> _Exercise_:
Every entry should be repeated exactly as written.

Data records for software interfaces
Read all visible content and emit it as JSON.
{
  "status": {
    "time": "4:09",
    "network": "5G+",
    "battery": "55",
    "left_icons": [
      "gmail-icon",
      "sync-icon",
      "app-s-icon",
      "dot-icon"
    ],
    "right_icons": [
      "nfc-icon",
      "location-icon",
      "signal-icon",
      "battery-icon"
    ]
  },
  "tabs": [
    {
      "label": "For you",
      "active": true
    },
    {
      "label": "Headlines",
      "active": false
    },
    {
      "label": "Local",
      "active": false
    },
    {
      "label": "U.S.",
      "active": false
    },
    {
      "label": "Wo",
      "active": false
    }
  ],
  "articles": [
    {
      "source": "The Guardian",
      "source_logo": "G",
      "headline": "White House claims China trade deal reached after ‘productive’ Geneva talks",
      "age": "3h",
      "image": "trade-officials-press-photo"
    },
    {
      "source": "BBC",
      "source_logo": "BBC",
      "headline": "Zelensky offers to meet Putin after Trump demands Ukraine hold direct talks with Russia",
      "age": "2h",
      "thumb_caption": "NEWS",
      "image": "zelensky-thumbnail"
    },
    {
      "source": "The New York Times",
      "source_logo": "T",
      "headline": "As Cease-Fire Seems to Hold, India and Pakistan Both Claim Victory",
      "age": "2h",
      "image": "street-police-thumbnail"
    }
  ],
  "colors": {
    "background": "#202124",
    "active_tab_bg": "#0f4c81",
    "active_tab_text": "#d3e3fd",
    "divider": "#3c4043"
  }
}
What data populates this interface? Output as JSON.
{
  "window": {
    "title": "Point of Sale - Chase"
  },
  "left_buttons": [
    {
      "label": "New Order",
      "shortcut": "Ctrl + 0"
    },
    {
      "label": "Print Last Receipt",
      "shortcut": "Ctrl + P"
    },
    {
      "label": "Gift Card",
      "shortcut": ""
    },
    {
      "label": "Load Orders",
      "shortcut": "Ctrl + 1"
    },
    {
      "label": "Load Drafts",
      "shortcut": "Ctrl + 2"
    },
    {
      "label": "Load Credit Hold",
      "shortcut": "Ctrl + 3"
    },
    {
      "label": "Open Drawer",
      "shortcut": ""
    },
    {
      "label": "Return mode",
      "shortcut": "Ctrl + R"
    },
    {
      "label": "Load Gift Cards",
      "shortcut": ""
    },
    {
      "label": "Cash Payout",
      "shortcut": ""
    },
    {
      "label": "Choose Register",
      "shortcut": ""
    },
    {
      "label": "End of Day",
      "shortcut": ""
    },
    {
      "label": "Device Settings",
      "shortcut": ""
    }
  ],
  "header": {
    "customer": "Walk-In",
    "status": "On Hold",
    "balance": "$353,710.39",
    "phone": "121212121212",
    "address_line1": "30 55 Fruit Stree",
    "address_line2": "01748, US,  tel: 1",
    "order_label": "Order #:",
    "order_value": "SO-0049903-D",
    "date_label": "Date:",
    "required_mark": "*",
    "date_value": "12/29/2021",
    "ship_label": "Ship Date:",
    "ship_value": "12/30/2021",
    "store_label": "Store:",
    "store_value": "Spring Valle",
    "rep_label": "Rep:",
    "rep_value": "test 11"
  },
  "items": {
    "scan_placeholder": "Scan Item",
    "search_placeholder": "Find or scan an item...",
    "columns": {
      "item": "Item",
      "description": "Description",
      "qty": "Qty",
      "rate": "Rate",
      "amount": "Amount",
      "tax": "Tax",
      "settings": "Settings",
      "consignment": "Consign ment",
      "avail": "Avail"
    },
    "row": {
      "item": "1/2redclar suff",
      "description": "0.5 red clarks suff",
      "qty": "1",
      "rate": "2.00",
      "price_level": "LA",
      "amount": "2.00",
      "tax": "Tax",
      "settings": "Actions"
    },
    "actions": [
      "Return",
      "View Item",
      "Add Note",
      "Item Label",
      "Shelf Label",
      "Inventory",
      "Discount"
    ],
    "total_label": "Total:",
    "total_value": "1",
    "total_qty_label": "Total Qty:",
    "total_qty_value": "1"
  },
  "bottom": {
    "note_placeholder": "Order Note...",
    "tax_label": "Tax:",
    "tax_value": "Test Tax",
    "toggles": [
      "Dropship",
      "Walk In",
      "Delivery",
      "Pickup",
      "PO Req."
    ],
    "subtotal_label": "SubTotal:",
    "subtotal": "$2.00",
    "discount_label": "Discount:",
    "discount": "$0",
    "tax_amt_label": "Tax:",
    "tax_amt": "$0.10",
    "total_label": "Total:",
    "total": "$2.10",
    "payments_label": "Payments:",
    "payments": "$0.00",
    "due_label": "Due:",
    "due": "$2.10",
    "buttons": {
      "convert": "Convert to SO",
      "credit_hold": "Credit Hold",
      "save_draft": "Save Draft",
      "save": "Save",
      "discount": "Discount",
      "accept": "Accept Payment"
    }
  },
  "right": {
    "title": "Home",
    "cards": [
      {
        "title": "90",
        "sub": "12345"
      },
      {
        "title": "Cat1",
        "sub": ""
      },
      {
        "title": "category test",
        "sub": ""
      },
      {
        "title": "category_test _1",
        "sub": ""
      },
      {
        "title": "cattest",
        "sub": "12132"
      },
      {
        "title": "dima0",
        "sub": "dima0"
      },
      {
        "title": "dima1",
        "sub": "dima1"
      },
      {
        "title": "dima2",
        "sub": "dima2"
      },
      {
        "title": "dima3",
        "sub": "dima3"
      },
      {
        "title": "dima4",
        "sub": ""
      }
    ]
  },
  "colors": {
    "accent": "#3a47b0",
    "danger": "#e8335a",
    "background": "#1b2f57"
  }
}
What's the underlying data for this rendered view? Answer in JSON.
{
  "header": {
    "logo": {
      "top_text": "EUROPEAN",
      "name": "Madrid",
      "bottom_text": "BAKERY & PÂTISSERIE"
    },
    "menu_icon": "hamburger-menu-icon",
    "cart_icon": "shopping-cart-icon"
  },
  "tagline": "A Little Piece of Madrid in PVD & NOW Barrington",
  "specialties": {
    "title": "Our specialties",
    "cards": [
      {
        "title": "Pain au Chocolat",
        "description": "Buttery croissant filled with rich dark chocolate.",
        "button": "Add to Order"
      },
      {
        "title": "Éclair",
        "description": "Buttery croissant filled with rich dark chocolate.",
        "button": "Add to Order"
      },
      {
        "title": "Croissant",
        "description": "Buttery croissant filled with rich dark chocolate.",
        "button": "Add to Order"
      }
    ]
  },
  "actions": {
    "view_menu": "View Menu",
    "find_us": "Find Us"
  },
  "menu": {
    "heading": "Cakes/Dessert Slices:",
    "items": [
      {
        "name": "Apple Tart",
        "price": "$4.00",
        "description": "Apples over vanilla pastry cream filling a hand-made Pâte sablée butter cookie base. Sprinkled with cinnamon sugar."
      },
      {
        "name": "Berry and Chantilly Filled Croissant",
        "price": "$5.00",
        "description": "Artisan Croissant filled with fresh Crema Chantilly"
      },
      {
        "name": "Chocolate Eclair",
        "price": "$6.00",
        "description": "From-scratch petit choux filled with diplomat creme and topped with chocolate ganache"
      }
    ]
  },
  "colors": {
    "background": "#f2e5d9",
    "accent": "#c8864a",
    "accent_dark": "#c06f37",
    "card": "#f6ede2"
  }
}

> _Response area_:
Read all visible content and emit it as JSON.
{
  "status": {
    "time": "4:09",
    "network": "5G+",
    "battery": "55",
    "left_icons": [
      "gmail-icon",
      "sync-icon",
      "app-s-icon",
      "dot-icon"
    ],
    "right_icons": [
      "nfc-icon",
      "location-icon",
      "signal-icon",
      "battery-icon"
    ]
  },
  "tabs": [
    {
      "label": "For you",
      "active": true
    },
    {
      "label": "Headlines",
      "active": false
    },
    {
      "label": "Local",
      "active": false
    },
    {
      "label": "U.S.",
      "active": false
    },
    {
      "label": "Wo",
      "active": false
    }
  ],
  "articles": [
    {
      "source": "The Guardian",
      "source_logo": "G",
      "headline": "White House claims China trade deal reached after ‘productive’ Geneva talks",
      "age": "3h",
      "image": "trade-officials-press-photo"
    },
    {
      "source": "BBC",
      "source_logo": "BBC",
      "headline": "Zelensky offers to meet Putin after Trump demands Ukraine hold direct talks with Russia",
      "age": "2h",
      "thumb_caption": "NEWS",
      "image": "zelensky-thumbnail"
    },
    {
      "source": "The New York Times",
      "source_logo": "T",
      "headline": "As Cease-Fire Seems to Hold, India and Pakistan Both Claim Victory",
      "age": "2h",
      "image": "street-police-thumbnail"
    }
  ],
  "colors": {
    "background": "#202124",
    "active_tab_bg": "#0f4c81",
    "active_tab_text": "#d3e3fd",
    "divider": "#3c4043"
  }
}
What data populates this interface? Output as JSON.
{
  "window": {
    "title": "Point of Sale - Chase"
  },
  "left_buttons": [
    {
      "label": "New Order",
      "shortcut": "Ctrl + 0"
    },
    {
      "label": "Print Last Receipt",
      "shortcut": "Ctrl + P"
    },
    {
      "label": "Gift Card",
      "shortcut": ""
    },
    {
      "label": "Load Orders",
      "shortcut": "Ctrl + 1"
    },
    {
      "label": "Load Drafts",
      "shortcut": "Ctrl + 2"
    },
    {
      "label": "Load Credit Hold",
      "shortcut": "Ctrl + 3"
    },
    {
      "label": "Open Drawer",
      "shortcut": ""
    },
    {
      "label": "Return mode",
      "shortcut": "Ctrl + R"
    },
    {
      "label": "Load Gift Cards",
      "shortcut": ""
    },
    {
      "label": "Cash Payout",
      "shortcut": ""
    },
    {
      "label": "Choose Register",
      "shortcut": ""
    },
    {
      "label": "End of Day",
      "shortcut": ""
    },
    {
      "label": "Device Settings",
      "shortcut": ""
    }
  ],
  "header": {
    "customer": "Walk-In",
    "status": "On Hold",
    "balance": "$353,710.39",
    "phone": "121212121212",
    "address_line1": "30 55 Fruit Stree",
    "address_line2": "01748, US,  tel: 1",
    "order_label": "Order #:",
    "order_value": "SO-0049903-D",
    "date_label": "Date:",
    "required_mark": "*",
    "date_value": "12/29/2021",
    "ship_label": "Ship Date:",
    "ship_value": "12/30/2021",
    "store_label": "Store:",
    "store_value": "Spring Valle",
    "rep_label": "Rep:",
    "rep_value": "test 11"
  },
  "items": {
    "scan_placeholder": "Scan Item",
    "search_placeholder": "Find or scan an item...",
    "columns": {
      "item": "Item",
      "description": "Description",
      "qty": "Qty",
      "rate": "Rate",
      "amount": "Amount",
      "tax": "Tax",
      "settings": "Settings",
      "consignment": "Consign ment",
      "avail": "Avail"
    },
    "row": {
      "item": "1/2redclar suff",
      "description": "0.5 red clarks suff",
      "qty": "1",
      "rate": "2.00",
      "price_level": "LA",
      "amount": "2.00",
      "tax": "Tax",
      "settings": "Actions"
    },
    "actions": [
      "Return",
      "View Item",
      "Add Note",
      "Item Label",
      "Shelf Label",
      "Inventory",
      "Discount"
    ],
    "total_label": "Total:",
    "total_value": "1",
    "total_qty_label": "Total Qty:",
    "total_qty_value": "1"
  },
  "bottom": {
    "note_placeholder": "Order Note...",
    "tax_label": "Tax:",
    "tax_value": "Test Tax",
    "toggles": [
      "Dropship",
      "Walk In",
      "Delivery",
      "Pickup",
      "PO Req."
    ],
    "subtotal_label": "SubTotal:",
    "subtotal": "$2.00",
    "discount_label": "Discount:",
    "discount": "$0",
    "tax_amt_label": "Tax:",
    "tax_amt": "$0.10",
    "total_label": "Total:",
    "total": "$2.10",
    "payments_label": "Payments:",
    "payments": "$0.00",
    "due_label": "Due:",
    "due": "$2.10",
    "buttons": {
      "convert": "Convert to SO",
      "credit_hold": "Credit Hold",
      "save_draft": "Save Draft",
      "save": "Save",
      "discount": "Discount",
      "accept": "Accept Payment"
    }
  },
  "right": {
    "title": "Home",
    "cards": [
      {
        "title": "90",
        "sub": "12345"
      },
      {
        "title": "Cat1",
        "sub": ""
      },
      {
        "title": "category test",
        "sub": ""
      },
      {
        "title": "category_test _1",
        "sub": ""
      },
      {
        "title": "cattest",
        "sub": "12132"
      },
      {
        "title": "dima0",
        "sub": "dima0"
      },
      {
        "title": "dima1",
        "sub": "dima1"
      },
      {
        "title": "dima2",
        "sub": "dima2"
      },
      {
        "title": "dima3",
        "sub": "dima3"
      },
      {
        "title": "dima4",
        "sub": ""
      }
    ]
  },
  "colors": {
    "accent": "#3a47b0",
    "danger": "#e8335a",
    "background": "#1b2f57"
  }
}
What's the underlying data for this rendered view? Answer in JSON.
{
  "header": {
    "logo": {
      "top_text": "EUROPEAN",
      "name": "Madrid",
      "bottom_text": "BAKERY & PÂTISSERIE"
    },
    "menu_icon": "hamburger-menu-icon",
    "cart_icon": "shopping-cart-icon"
  },
  "tagline": "A Little Piece of Madrid in PVD & NOW Barrington",
  "specialties": {
    "title": "Our specialties",
    "cards": [
      {
        "title": "Pain au Chocolat",
        "description": "Buttery croissant filled with rich dark chocolate.",
        "button": "Add to Order"
      },
      {
        "title": "Éclair",
        "description": "Buttery croissant filled with rich dark chocolate.",
        "button": "Add to Order"
      },
      {
        "title": "Croissant",
        "description": "Buttery croissant filled with rich dark chocolate.",
        "button": "Add to Order"
      }
    ]
  },
  "actions": {
    "view_menu": "View Menu",
    "find_us": "Find Us"
  },
  "menu": {
    "heading": "Cakes/Dessert Slices:",
    "items": [
      {
        "name": "Apple Tart",
        "price": "$4.00",
        "description": "Apples over vanilla pastry cream filling a hand-made Pâte sablée butter cookie base. Sprinkled with cinnamon sugar."
      },
      {
        "name": "Berry and Chantilly Filled Croissant",
        "price": "$5.00",
        "description": "Artisan Croissant filled with fresh Crema Chantilly"
      },
      {
        "name": "Chocolate Eclair",
        "price": "$6.00",
        "description": "From-scratch petit choux filled with diplomat creme and topped with chocolate ganache"
      }
    ]
  },
  "colors": {
    "background": "#f2e5d9",
    "accent": "#c8864a",
    "accent_dark": "#c06f37",
    "card": "#f6ede2"
  }
}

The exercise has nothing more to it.